…in order to observe the nature of the planets, open the roof and bring the image of a single planet onto the base of a concave mirror. The image of the planet reflected by the base will show the surface of the planet much magnified.
Above, A man drawing a can, and below, A man drawing a recumbent woman, in foreshortening through a frame with a network of squares on to a paper also with squares, in order to be able to reduce or enlarge proportionally, both from the fourth book of Albrecht Dürer’s Four Books on Measurement.
Filippo Brunelleschi (1377-1446), sculptor, architect, artist and engineer, is generally (and perhaps falsely) credited with the invention of linear perspective in art. He also created a device to demonstrate that perspective, which we call Brunelleschi’s peepshow, but which is in fact a version of a camera obscura:
“[He] had made a hole in the panel on which there was this painting; … which hole was as small as a lentil on the painting side of the panel, and on the back it opened pyramidally, like a woman’s straw hat, to the size of a ducat or a little more. And he wished the eye to be placed at the back, where it was large, by whoever had it to see, with the one hand bringing it close to the eye, and with the other holding a mirror opposite, so that there the painting came to be reflected back; … which on being seen, … it seemed as if the real thing was seen: I have had the painting in my hand and have seen it many times in these days, so I can give testimony. (Antonio di Tuccio Manetti)
A Man Drawing a Lute, from the fourth book of Albrecht Dürer’s Four Books on Measurement. 
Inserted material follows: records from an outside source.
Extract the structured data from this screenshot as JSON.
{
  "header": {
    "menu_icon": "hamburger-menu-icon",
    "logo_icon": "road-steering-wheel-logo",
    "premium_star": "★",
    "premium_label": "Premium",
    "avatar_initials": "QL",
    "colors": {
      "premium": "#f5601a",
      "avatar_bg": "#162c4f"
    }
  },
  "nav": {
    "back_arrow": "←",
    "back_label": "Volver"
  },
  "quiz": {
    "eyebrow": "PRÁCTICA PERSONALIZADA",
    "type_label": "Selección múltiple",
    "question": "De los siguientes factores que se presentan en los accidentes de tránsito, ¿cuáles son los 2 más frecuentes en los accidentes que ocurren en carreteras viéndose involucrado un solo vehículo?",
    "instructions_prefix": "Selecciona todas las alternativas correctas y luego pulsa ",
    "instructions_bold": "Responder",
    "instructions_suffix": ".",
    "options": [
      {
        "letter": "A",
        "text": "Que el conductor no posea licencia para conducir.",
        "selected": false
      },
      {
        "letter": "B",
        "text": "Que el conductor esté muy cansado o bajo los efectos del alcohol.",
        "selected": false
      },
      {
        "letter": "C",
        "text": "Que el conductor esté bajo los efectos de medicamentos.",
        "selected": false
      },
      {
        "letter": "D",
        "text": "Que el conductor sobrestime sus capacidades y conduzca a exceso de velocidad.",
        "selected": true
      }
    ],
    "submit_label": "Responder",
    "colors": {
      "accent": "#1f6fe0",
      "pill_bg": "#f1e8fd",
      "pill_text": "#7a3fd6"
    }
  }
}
Albrecht Dürer was not a visionary in the manner of Leonardo, but he was peerless in investigating and recording his experiments. Several woodcuts of drawing aids come down to us from him, so we know he used them. Nevertheless, using a camera obscurawas not the only thing he could do; the man could draw brilliantly. Very few living artists today could duplicate his Young Hare or Large Piece of Turf, neither of which relied on optical tools.
Courtyard of the Former Castle in Innsbruck without Clouds, 1494, Albrecht Durer. Was it done with a drawing device? Perhaps. Does that make it less brilliant? I don’t think so.
Ultimately, it doesn’t matter whether Vermeer used an optical device. That’s the one thing Tim Jenison’s experiment proves. It’s ultimately nothing more than a fair copy of a masterpiece, such as art students churn out every day. Vermeer’s incalculable genius is safely his own.
Artists used the camera obscura until the development of photography made it obsolete. Here are four camera obscura drawings by Canaletto from the early 18th century.


Let me know if you’re interested in painting with me in Maine in 2014 or Rochester at any time. Click here for more information on my Maine workshops!